Living with IBD is already hard. Add stress to the mix and it can be overwhelming. Research has shown that psychological stress plays a role in disease progression. Working with a therapist and learning ways to combat stress has helped me control symptoms and improved my overall health. Mental illnesses like depression and anxiety often can occur with IBD. Being in active treatment for these illnesses helps me to not only be more present in my life, but also practice better self-care, which I have found plays a role in reducing my symptoms.
Not All Pharmacies, Hospitals, and Doctor’s Offices Are the Same
Over the years, I have been hospitalized in a variety of places, seen doctors who work in a wide range of settings including stand-alone offices, larger academic teaching hospitals and in rural small-town hospitals. I have also used a variety of pharmacies that range from chain pharmacies to independent ones for my medications. Where I seek treatment, the affiliations of my physicians, and the pharmacies I work with matter significantly.
The best primary care I have had was at an office that offered care coordination. Care coordinators helped to set up referrals and appointments and took some of the administrative tasks off my shoulders. Similarly, I use a specialty pharmacy located within a larger teaching hospital. As a patient of that pharmacy, I receive regular consultations with the pharmacist, and they navigate all my prior authorization needs, as well as referrals to prescription savings programs.
These services are not available at every pharmacy or primary care office. So, make sure to ask if they are offered. I have also found that I prefer to see a gastroenterologist (GI) at an IBD clinic within a larger teaching hospital. In this setting, my doctor works primarily with IBD patients, has access to clinical trials hosted at the hospital, and can refer me to other specialists. While I must travel over an hour to see my GI, he offers the best practices for managing IBD. And, the clinic refers patients to IBD registered dietitians and related mental health resources. I’ve found that when I went to a GI at a smaller hospital or in a stand-alone office I did not have access to the added resources of a teaching hospital and my GI was not as up-to-date on the latest advances in IBD.

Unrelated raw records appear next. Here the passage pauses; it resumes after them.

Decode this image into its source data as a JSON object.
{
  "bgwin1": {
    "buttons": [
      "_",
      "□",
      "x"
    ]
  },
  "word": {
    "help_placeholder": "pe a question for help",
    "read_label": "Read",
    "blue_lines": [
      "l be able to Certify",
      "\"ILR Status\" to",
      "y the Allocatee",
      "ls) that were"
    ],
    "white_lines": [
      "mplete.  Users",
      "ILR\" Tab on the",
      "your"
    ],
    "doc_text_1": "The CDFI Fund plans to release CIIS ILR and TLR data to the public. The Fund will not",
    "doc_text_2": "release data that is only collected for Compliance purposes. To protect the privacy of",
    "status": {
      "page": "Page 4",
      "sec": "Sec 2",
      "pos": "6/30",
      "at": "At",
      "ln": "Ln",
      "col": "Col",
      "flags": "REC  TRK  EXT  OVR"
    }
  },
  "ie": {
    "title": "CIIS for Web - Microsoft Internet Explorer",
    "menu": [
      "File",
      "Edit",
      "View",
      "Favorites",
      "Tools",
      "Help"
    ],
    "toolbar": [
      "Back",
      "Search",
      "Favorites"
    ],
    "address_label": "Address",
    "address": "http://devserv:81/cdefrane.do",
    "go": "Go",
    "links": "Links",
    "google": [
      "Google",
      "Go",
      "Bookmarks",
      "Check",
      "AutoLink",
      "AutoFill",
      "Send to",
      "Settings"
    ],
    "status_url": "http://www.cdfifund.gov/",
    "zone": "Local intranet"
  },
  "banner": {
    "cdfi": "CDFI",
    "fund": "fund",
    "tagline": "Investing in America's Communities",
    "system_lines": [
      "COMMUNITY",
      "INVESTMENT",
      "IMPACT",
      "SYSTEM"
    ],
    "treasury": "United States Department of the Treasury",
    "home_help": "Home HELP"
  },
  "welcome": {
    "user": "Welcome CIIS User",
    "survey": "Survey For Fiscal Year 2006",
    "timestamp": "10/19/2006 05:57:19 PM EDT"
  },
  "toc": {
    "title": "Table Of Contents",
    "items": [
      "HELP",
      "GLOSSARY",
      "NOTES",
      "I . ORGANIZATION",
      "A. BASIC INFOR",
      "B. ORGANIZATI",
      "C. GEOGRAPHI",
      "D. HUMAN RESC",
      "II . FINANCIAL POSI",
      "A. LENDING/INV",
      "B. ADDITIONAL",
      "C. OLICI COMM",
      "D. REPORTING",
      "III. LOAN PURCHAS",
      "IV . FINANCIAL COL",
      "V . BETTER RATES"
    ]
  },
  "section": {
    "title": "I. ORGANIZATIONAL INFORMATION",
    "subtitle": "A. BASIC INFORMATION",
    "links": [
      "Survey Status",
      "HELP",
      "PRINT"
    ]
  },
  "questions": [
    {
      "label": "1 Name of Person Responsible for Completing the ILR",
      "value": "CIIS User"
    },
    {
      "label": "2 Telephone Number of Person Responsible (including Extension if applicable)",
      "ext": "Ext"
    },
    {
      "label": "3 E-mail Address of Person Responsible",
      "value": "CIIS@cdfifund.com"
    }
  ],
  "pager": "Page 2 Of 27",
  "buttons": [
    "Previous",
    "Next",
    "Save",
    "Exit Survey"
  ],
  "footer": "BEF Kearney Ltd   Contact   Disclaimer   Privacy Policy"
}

I have found that having IBD can be hard at times, but it’s manageable, and remission is possible. Finding support, advocating for yourself, and choosing healthy lifestyle habits, like managing your stress and following a recommended diet, are key to living a full life with Crohn's disease.